ThesaurusAntonymsRelated WordsSynonymsLegend:
Noun1.bubo - a lymph node that is inflamed and swollen because of plague or gonorrhea or tuberculosis
lymph gland, lymph node, node - the source of lymph and lymphocytes
symptom - (medicine) any sensation or change in bodily function that is experienced by a patient and is associated with a particular disease
2.Bubo - a genus of Strigidae
bird genus - a genus of birds
family Strigidae, Strigidae - a family of nocturnal birds of the order Strigiformes
horned owl - large owls having prominent ear tufts
Translations

bu·bo

n. bubón, infl. linfática de la ingle.

bubo

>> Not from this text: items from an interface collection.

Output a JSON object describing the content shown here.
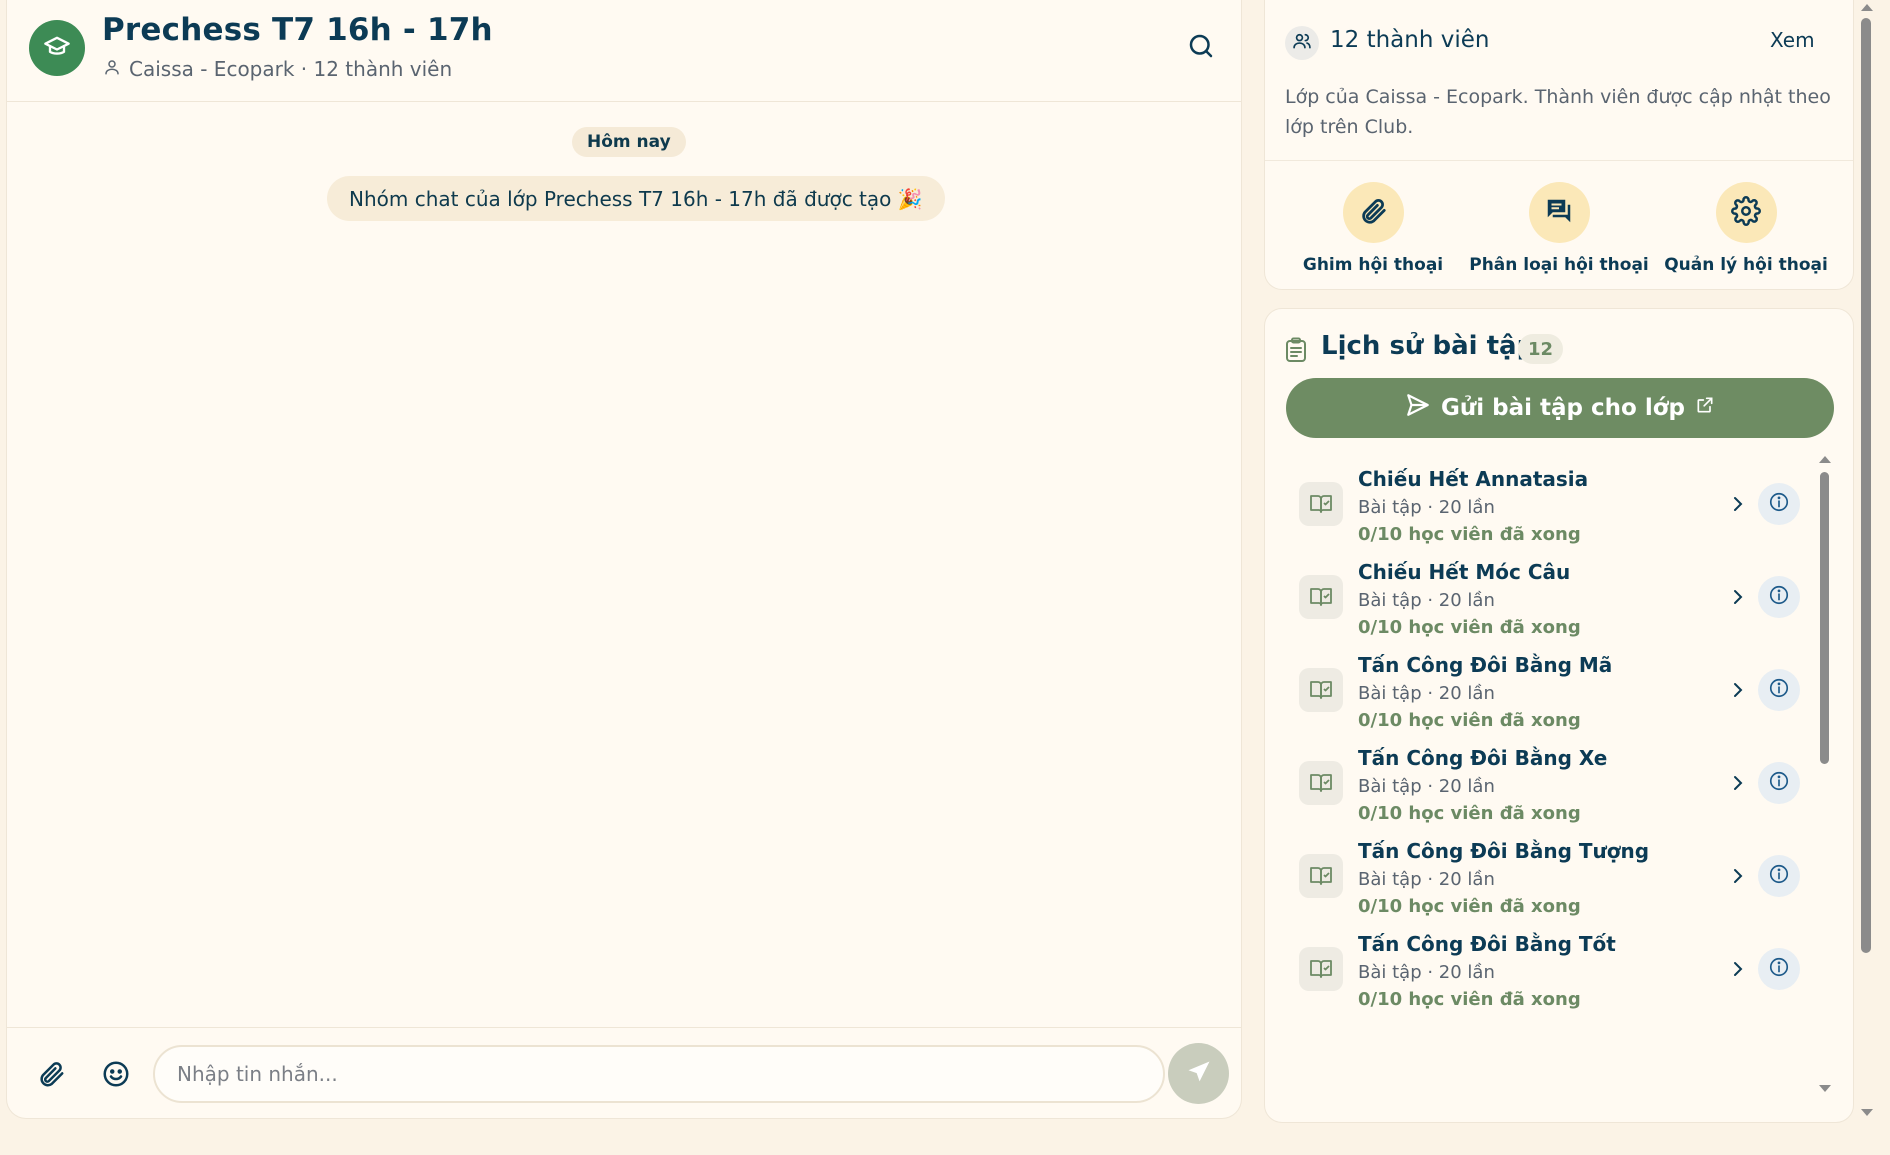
{
  "chat": {
    "title": "Prechess T7 16h - 17h",
    "subtitle": "Caissa - Ecopark · 12 thành viên",
    "date_label": "Hôm nay",
    "system_message": "Nhóm chat của lớp Prechess T7 16h - 17h đã được tạo 🎉",
    "input_placeholder": "Nhập tin nhắn...",
    "input_value": ""
  },
  "members": {
    "title": "12 thành viên",
    "view_label": "Xem",
    "description": "Lớp của Caissa - Ecopark. Thành viên được cập nhật theo lớp trên Club."
  },
  "actions": [
    {
      "label": "Ghim hội thoại",
      "icon": "paperclip-icon"
    },
    {
      "label": "Phân loại hội thoại",
      "icon": "chat-bubbles-icon"
    },
    {
      "label": "Quản lý hội thoại",
      "icon": "gear-icon"
    }
  ],
  "homework": {
    "title": "Lịch sử bài tập",
    "count": "12",
    "send_label": "Gửi bài tập cho lớp",
    "items": [
      {
        "name": "Chiếu Hết Annatasia",
        "meta": "Bài tập · 20 lần",
        "progress": "0/10 học viên đã xong"
      },
      {
        "name": "Chiếu Hết Móc Câu",
        "meta": "Bài tập · 20 lần",
        "progress": "0/10 học viên đã xong"
      },
      {
        "name": "Tấn Công Đôi Bằng Mã",
        "meta": "Bài tập · 20 lần",
        "progress": "0/10 học viên đã xong"
      },
      {
        "name": "Tấn Công Đôi Bằng Xe",
        "meta": "Bài tập · 20 lần",
        "progress": "0/10 học viên đã xong"
      },
      {
        "name": "Tấn Công Đôi Bằng Tượng",
        "meta": "Bài tập · 20 lần",
        "progress": "0/10 học viên đã xong"
      },
      {
        "name": "Tấn Công Đôi Bằng Tốt",
        "meta": "Bài tập · 20 lần",
        "progress": "0/10 học viên đã xong"
      }
    ]
  },
  "colors": {
    "accent_green": "#6e8c63",
    "avatar_green": "#3d8b55",
    "title_navy": "#0c3b55",
    "action_yellow": "#fbe8b8",
    "background": "#fbf3e6"
  }
}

n (pl buboes) bubón m
References in periodicals archive ?
Oh,and a pet rat called Buboe which is picked up by Pestilence who decides to use him to unleash a new disease on the human race.
Of the remaining plague cases without exposure information, an additional 139 case-patients had documented buboes in the inguinal or femoral region, a clinical finding suggestive of flea exposure (20).
The "ring around the rosie" makes reference to the red buboes around the neck of an infected person (swollen lymph nodes); "posies" refer to the herbs or flowers that people carried in their pockets and physicians of the era placed in the beaks of their masks in hopes that it would mask the odor or would protect them from the disease; and "ashes" refer to the incineration of bodies of those who succumbed to the disease.
blamed for which causes fever, headache, chills, weakness, and swollen, tender and painful lymph nodes called buboes, which progressively darken, giving rise to the name Black Death.
A bite from a flea infected with one of the strains can lead to bubonic plague, Who, which causes fever, headache, chills, weakness, and swollen, tender and painful lymph nodes called buboes, which progressively darken, giving rise to the name Black Death.
Symptoms were the appearance of buboes which oozed puss and bled when opened, black spots, acute fever, lung infections and vomiting of blood.
In the first phase of the Day's Introduction, before the assembly of the brigata, the narrator uses parere in those instances cited above in order to underline the phenomenological shock he has experienced: thus he witnesses the growth of buboes ("gavoccioli") as the "certissimo indizio di futura morte" ("most certain indication of coming death") against which doctors appeared (pareva) to have no remedy (Dec.
He made accurate observations regarding the development of the disease: the hard Hunterian chancre, the development of buboes in the groins, and the rash of secondary syphilis (9).